▶ _REQUIRED ACTION_
The job is to find each line in the entries holding the string "Here" and copy that line.

[Entries taken from a collection]
*** Block opens ***
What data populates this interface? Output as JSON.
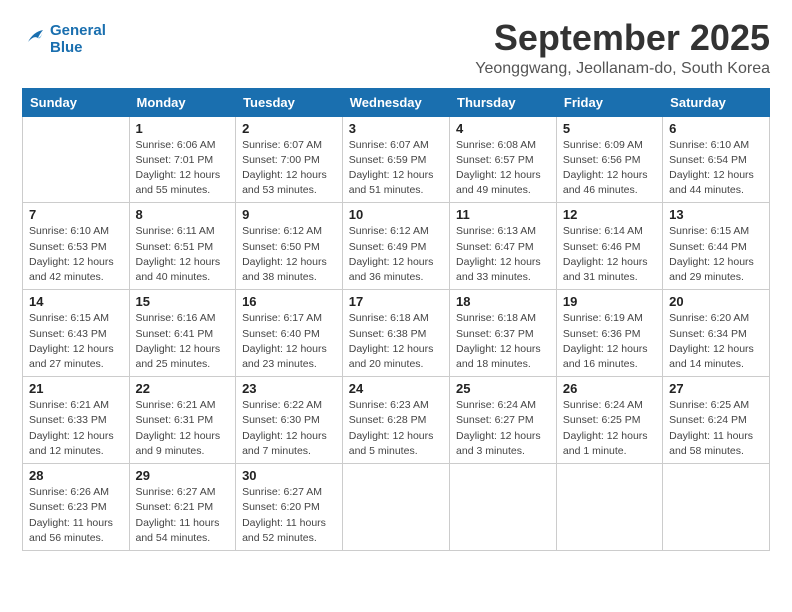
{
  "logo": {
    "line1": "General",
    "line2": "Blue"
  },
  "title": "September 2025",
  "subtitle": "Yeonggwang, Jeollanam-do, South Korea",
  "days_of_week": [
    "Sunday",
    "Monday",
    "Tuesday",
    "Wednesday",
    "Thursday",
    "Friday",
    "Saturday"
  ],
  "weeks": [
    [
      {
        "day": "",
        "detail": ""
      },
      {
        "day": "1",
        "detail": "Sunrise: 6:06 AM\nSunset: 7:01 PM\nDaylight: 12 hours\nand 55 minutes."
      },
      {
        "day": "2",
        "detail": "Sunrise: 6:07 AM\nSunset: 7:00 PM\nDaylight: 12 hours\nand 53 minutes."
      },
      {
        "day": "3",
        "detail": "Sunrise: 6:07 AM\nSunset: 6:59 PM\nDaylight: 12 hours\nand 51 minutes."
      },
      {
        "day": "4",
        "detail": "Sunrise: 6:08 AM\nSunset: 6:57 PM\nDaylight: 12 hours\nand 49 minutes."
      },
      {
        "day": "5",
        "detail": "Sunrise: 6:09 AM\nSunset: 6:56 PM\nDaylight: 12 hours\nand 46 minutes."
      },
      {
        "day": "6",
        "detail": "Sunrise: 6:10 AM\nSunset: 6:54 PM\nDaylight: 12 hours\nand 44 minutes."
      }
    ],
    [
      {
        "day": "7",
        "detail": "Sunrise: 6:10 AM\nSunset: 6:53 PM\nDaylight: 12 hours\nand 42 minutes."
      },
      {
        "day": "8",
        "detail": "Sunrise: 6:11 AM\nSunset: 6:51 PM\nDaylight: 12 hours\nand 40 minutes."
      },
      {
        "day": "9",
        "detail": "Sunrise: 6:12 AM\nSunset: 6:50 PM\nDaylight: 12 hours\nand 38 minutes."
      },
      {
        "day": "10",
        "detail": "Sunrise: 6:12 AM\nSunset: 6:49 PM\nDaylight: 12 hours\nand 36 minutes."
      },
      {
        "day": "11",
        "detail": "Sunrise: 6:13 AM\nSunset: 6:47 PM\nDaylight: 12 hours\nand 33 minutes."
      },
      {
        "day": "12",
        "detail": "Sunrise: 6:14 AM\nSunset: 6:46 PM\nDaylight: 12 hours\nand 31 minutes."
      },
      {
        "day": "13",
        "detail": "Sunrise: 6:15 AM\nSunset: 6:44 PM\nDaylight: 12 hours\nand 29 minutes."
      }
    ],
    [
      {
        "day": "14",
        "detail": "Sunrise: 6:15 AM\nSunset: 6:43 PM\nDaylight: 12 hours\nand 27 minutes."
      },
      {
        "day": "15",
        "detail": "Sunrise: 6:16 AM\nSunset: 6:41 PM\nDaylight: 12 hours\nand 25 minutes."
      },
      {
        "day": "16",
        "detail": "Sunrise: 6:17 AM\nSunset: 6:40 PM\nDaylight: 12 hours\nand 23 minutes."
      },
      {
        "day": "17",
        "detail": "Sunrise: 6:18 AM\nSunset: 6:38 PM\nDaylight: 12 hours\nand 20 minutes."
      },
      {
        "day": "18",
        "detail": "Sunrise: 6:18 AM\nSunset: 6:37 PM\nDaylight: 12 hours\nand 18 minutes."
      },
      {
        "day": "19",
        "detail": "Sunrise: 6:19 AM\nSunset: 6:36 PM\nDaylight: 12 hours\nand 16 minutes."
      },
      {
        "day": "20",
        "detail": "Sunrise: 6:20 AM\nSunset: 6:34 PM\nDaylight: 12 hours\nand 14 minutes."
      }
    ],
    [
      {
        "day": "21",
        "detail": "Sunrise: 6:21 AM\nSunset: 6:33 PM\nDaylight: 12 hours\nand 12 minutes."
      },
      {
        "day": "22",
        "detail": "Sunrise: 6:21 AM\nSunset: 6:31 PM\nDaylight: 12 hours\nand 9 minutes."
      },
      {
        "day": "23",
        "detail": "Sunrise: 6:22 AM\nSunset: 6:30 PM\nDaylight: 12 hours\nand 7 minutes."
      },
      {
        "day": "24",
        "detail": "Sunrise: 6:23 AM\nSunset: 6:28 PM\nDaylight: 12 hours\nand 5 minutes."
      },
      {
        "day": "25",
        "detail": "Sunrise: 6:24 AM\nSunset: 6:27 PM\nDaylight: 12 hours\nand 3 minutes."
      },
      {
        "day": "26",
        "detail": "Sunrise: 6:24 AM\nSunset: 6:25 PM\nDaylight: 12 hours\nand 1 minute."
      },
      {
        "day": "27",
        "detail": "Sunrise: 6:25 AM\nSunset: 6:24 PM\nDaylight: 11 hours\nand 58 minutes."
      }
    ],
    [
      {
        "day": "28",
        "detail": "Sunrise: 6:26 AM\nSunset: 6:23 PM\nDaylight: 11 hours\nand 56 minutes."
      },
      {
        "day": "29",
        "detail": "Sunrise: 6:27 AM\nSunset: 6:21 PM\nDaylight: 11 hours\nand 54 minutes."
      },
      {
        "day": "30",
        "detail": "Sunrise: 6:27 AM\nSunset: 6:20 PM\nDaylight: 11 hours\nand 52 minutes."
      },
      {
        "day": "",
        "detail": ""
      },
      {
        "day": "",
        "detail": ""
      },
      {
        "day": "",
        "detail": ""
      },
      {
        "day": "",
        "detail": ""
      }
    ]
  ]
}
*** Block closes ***
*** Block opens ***
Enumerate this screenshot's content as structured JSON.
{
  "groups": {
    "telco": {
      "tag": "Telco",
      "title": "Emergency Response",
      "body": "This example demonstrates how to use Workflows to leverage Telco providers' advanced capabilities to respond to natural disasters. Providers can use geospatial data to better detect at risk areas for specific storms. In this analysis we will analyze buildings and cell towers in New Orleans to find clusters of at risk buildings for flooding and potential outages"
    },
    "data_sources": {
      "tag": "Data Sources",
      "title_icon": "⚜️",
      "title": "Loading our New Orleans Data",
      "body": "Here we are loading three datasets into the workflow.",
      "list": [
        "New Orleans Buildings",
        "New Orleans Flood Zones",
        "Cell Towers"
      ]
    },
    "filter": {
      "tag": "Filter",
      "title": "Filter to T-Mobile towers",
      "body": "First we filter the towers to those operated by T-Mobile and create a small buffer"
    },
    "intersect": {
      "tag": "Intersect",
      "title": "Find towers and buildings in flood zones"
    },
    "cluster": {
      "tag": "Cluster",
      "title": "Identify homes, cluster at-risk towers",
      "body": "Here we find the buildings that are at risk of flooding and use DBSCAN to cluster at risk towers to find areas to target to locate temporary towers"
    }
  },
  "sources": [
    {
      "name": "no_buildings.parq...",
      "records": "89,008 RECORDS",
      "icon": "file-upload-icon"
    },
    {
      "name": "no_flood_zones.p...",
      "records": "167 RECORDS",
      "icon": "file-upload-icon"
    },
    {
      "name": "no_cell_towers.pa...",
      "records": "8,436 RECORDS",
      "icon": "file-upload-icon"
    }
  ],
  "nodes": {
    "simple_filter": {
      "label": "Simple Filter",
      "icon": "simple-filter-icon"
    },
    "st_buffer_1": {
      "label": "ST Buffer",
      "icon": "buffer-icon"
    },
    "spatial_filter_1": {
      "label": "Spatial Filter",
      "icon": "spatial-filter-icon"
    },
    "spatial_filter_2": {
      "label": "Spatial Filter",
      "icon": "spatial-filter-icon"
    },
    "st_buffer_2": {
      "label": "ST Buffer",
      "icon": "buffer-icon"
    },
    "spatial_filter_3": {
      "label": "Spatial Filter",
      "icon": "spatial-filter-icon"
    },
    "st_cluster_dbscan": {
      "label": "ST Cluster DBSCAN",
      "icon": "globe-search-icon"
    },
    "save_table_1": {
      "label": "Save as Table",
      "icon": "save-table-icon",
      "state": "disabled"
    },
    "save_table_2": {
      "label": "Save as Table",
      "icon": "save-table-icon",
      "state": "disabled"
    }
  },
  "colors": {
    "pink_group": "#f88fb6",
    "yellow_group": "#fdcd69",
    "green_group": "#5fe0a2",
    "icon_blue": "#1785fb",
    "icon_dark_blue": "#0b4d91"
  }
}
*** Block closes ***
▶ _TASK RESPONSE_
      "body": "Here we are loading three datasets into the workflow.",
      "body": "Here we find the buildings that are at risk of flooding and use DBSCAN to cluster at risk towers to find areas to target to locate temporary towers"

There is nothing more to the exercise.